In response to the community’s concerns about the safety and effectiveness of LVRS, the NHLBI in 1995 convened a workshop of experts in the treatment of emphysema. The experts proposed a systematic scientific study of LVRS. At the same time, an independent study requested and funded by the Health Care Financing Administration, now known as the Centers for Medicare and Medicaid Services (CMS), found that there were not enough data on the risks and benefits of LVRS to justify unrestricted Medicare reimbursement. The CMS also recommended a scientific study of LVRS.
The NETT determined the benefits risks, and cost effectiveness of LVRS treatment of COPD with emphysema. The results of the NETT reported in 2003 led to Medicare coverage of LVRS for patients meeting certain criteria, based on the study results.
Results of the NETT showed that, on average, patients who received LVRS with medical therapy were more likely to function better after two years and did not face an increased risk of death, compared with patients who received medical therapy alone. The effects of LVRS varied widely among patients, however.
Researchers identified two characteristics—emphysema mostly in the upper lobes of the lungs and low exercise capacity—that helped predict which patients would benefit from surgery. Patients with both characteristics were more likely to survive longer and function better after LVRS. Patients with only one of these characteristics received some benefit from the surgery, although surgery did not increase survival for these patients.

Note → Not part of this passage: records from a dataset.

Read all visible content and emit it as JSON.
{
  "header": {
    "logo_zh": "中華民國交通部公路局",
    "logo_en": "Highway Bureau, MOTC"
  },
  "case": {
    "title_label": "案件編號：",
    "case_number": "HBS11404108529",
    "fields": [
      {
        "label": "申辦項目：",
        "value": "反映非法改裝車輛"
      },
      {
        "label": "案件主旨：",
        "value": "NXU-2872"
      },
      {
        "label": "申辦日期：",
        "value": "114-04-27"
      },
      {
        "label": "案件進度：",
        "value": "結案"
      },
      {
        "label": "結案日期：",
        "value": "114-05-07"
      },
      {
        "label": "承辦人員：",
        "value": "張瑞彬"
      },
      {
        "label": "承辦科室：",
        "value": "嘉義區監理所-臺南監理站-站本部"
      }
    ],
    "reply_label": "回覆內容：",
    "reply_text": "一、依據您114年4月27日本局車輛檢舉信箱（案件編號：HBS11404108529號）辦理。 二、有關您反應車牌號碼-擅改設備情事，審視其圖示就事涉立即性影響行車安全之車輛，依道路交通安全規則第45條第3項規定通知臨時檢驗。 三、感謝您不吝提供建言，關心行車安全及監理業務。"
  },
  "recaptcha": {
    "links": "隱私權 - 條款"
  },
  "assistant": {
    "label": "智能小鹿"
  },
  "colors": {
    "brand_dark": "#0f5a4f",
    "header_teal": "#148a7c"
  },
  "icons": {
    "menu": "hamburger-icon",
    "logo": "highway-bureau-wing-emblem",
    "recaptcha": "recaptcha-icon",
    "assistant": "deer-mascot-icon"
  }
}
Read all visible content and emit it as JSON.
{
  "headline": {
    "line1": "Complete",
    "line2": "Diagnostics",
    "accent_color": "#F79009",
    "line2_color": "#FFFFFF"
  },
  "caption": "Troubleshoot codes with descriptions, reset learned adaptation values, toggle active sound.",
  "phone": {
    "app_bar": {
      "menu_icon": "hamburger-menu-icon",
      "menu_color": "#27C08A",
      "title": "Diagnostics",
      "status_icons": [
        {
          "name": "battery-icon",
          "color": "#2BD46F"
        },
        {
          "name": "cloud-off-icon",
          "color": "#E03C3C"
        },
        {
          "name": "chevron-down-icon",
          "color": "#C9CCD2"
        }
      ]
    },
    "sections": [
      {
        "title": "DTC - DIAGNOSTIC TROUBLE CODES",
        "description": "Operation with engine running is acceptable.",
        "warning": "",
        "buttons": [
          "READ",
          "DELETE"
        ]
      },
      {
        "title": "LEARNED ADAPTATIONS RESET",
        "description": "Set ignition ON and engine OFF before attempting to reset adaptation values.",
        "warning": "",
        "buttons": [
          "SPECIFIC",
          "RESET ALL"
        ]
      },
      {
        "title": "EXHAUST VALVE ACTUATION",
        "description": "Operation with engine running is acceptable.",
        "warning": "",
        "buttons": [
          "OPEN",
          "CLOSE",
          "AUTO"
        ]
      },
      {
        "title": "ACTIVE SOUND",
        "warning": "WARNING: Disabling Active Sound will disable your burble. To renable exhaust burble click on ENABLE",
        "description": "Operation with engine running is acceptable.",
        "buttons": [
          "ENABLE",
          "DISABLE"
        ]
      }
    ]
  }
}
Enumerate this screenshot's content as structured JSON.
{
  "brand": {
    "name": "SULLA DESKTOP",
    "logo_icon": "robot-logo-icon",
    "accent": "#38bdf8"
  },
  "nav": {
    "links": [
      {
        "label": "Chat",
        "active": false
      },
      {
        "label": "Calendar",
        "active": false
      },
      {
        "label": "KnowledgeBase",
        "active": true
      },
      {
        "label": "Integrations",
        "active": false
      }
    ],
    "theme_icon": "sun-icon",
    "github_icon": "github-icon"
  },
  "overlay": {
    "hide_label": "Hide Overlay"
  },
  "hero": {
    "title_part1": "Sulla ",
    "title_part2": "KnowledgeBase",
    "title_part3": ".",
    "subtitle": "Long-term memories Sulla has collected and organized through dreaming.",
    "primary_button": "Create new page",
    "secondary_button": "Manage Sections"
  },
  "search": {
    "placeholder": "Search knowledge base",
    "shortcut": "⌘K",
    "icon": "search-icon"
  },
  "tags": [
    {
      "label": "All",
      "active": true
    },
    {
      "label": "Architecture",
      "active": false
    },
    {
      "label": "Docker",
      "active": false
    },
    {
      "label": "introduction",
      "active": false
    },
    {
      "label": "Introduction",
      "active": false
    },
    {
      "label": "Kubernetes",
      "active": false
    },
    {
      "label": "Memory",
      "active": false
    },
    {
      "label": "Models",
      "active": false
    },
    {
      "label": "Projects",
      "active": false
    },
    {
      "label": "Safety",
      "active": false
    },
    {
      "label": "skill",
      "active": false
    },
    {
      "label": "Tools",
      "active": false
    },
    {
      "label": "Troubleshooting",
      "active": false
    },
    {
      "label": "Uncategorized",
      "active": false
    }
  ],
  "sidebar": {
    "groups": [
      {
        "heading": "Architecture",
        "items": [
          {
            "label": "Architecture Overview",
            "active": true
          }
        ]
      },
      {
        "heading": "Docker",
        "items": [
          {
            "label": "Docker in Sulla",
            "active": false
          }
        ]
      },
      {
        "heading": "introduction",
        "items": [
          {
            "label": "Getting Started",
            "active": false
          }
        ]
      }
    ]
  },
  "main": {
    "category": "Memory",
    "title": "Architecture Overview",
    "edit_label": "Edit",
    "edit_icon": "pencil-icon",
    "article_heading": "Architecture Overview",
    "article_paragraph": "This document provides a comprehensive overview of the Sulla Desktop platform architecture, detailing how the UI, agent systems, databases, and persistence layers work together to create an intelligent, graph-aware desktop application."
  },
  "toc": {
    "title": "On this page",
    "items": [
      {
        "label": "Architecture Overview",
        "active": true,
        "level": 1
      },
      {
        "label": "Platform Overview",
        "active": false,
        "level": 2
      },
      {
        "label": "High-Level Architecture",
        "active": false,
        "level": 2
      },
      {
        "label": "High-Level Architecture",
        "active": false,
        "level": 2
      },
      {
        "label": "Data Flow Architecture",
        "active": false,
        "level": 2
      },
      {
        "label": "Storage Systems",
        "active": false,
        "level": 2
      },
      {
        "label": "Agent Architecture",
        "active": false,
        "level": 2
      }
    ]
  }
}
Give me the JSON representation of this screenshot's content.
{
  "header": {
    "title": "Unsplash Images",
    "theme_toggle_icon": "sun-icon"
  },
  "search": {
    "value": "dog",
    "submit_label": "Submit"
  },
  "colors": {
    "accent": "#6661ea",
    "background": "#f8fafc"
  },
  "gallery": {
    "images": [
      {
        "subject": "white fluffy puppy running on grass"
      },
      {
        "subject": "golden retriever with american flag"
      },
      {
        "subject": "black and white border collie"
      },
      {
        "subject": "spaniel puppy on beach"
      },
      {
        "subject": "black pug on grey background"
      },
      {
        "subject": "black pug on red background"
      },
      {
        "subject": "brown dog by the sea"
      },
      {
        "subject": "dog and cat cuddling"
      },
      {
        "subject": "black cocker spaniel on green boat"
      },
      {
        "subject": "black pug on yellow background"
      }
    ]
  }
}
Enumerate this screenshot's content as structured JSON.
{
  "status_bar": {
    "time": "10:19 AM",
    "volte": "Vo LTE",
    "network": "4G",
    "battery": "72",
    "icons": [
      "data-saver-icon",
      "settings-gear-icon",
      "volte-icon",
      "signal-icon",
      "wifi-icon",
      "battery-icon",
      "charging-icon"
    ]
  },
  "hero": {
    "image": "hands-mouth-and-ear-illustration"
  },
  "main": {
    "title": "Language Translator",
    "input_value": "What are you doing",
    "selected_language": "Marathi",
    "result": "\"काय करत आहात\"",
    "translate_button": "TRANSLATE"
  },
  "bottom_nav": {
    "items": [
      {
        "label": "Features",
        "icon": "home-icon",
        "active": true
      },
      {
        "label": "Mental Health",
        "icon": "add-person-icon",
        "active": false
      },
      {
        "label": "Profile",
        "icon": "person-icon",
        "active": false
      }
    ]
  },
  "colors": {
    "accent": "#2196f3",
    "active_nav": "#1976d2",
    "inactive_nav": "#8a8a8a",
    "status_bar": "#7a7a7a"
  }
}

For patients whose emphysema was not in the upper lobes and who had greater exercise capacity, LVRS decreased survival and failed to improve functional levels. Early in the study, researchers stopped enrolling patients with severe airflow obstruction and either limited ability to exchange oxygen when breathing or widespread damage in the lungs. The researchers determined that these patients received little benefit from LVRS and were at high risk of death from the procedure.
For the LVRS group, average costs were very high in the first year following surgery. In the third year of follow-up, however, total medical care costs were equivalent in the LVRS and the medical therapy-only groups.
NETT investigators concluded that if the benefits from LVRS were maintained, the cost effectiveness for surgery added to medical therapy could ultimately approach levels consistent with other treatments that are considered of good value. This outcome would be especially likely for patients found to gain the most from LVRS—those with upper-lobe emphysema and low exercise capacity.
The NETT began in 1996 as a cooperative effort between the NHLBI and CMS to study the risks and benefits of LVRS. In addition, the Agency for Healthcare Research and Quality (AHRQ) contributed support for an analysis of the cost effectiveness of LVRS based on NETT data.
At the start of the study, participants completed a six- to 10-week pulmonary rehabilitation program, which included education, counselling, exercise training, and other techniques to help them understand and manage their condition. Patients also received medicines and oxygen as needed. Participants were then randomly assigned either to continue this treatment or to have LVRS in addition to continued medical treatment.
While participants remained under the care of their own physicians, the NETT evaluated participants at 6 months, 1 year, and every year thereafter until the NETT ended. NETT researchers measured lung function, quality of life scores, shortness of breath, and exercise capacity, in addition to survival, illness, and hospitalization rates.
NETT investigators monitored participants for an average of 29 months before reporting their findings in 2003. Investigators followed up with participants for two additional years and found that, for patients who benefited from LVRS, the benefits continued during that time. The NETT ended in 2005. NETT investigators also conducted a prospective cost-effectiveness analysis over three years of follow-up as part of the trial.